All lines of the material below that include the string "false" are to be copied.

* Data records
┄┄┄┄┄┄┄┄┄┄┄┄┄┄┄┄┄┄┄┄

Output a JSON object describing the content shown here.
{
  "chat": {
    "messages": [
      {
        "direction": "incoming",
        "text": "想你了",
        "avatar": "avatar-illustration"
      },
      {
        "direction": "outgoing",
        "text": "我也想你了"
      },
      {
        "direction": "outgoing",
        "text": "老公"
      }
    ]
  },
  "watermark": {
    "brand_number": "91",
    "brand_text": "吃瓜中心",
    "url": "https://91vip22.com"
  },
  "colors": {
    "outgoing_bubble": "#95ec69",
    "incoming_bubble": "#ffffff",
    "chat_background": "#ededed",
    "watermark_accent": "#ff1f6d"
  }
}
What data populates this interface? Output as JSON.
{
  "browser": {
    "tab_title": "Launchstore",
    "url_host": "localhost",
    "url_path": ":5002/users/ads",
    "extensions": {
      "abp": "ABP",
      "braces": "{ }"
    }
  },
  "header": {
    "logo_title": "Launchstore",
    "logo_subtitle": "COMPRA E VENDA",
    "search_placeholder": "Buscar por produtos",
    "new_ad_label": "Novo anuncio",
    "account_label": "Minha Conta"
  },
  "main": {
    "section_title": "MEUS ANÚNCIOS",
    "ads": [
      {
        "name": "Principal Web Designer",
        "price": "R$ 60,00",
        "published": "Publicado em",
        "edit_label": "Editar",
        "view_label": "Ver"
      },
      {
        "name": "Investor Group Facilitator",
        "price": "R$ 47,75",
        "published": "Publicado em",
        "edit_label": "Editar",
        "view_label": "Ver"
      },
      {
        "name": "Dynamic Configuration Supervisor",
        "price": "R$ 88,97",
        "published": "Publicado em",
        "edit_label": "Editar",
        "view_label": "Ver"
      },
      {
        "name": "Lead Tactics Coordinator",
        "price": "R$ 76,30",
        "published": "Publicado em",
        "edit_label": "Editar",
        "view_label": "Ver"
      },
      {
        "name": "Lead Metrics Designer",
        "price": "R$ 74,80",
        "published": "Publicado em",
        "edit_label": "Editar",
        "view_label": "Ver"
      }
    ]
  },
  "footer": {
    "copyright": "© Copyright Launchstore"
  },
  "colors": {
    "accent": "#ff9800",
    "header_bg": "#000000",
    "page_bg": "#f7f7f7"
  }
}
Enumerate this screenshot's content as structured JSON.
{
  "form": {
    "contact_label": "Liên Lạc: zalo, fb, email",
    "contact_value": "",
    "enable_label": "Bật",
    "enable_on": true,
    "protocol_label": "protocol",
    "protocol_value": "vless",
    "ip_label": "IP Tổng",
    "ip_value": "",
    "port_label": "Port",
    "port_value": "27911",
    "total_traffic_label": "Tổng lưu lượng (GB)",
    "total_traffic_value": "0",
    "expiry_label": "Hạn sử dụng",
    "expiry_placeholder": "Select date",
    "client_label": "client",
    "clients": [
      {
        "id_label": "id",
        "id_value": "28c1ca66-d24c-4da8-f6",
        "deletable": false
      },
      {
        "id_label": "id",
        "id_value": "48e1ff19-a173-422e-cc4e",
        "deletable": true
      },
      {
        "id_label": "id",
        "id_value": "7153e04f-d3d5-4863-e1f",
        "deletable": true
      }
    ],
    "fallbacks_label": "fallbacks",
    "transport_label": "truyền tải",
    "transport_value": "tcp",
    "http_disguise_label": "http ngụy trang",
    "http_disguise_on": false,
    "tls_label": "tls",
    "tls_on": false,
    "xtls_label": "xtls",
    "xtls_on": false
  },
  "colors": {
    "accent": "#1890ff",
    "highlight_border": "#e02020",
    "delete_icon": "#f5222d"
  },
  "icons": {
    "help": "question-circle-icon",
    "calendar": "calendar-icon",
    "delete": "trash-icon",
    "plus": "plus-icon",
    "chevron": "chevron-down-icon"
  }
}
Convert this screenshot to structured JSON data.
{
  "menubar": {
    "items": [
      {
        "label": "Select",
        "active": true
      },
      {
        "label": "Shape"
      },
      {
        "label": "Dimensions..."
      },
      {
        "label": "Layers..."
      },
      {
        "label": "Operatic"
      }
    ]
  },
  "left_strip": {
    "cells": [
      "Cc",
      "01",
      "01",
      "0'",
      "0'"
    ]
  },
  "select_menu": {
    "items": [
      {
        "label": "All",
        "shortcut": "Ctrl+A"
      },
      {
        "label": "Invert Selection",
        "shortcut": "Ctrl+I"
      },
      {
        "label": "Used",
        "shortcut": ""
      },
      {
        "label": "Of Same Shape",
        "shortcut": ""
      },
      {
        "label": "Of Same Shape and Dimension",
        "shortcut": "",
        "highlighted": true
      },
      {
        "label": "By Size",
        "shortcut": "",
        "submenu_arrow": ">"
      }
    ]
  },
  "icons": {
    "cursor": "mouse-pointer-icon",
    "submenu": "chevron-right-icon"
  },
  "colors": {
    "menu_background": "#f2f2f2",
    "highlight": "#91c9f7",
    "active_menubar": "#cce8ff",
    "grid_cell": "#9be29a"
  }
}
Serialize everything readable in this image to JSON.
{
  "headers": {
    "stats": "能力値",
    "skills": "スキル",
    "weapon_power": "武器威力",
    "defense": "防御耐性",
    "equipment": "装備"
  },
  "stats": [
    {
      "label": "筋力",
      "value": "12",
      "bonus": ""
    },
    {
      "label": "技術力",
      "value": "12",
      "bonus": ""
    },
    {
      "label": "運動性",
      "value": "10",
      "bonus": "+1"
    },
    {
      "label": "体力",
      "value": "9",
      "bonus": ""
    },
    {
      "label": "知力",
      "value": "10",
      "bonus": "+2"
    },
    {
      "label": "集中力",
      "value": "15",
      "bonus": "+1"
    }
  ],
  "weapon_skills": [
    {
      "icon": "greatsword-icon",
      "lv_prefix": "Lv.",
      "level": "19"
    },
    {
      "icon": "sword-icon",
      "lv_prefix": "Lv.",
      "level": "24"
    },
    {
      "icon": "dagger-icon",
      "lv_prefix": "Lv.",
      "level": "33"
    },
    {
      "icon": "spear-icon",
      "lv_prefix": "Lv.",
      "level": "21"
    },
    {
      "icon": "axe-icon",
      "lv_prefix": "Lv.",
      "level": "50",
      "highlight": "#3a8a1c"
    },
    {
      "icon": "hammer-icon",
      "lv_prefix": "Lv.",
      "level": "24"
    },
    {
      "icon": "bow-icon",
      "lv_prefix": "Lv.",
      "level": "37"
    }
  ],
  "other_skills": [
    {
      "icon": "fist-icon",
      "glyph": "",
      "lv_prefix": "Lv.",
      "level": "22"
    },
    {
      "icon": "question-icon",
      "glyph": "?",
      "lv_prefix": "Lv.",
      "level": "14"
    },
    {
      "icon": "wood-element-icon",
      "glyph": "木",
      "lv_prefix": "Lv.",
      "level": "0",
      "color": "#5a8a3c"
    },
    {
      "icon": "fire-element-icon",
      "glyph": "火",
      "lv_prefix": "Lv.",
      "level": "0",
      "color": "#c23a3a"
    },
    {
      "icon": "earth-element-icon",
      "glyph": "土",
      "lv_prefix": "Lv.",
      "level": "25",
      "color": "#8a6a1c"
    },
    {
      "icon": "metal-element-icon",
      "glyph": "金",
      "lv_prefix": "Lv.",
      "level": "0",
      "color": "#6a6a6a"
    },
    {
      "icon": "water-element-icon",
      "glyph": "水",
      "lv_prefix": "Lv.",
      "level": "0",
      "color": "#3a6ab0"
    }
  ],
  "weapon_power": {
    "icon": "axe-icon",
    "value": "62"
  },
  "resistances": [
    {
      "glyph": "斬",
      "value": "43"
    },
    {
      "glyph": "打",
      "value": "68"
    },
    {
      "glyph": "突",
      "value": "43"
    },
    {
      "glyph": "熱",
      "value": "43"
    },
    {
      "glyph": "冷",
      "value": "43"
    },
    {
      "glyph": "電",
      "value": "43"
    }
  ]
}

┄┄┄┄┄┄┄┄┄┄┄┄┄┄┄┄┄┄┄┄

* Task response
        "deletable": false
    "http_disguise_on": false,
    "tls_on": false,
    "xtls_on": false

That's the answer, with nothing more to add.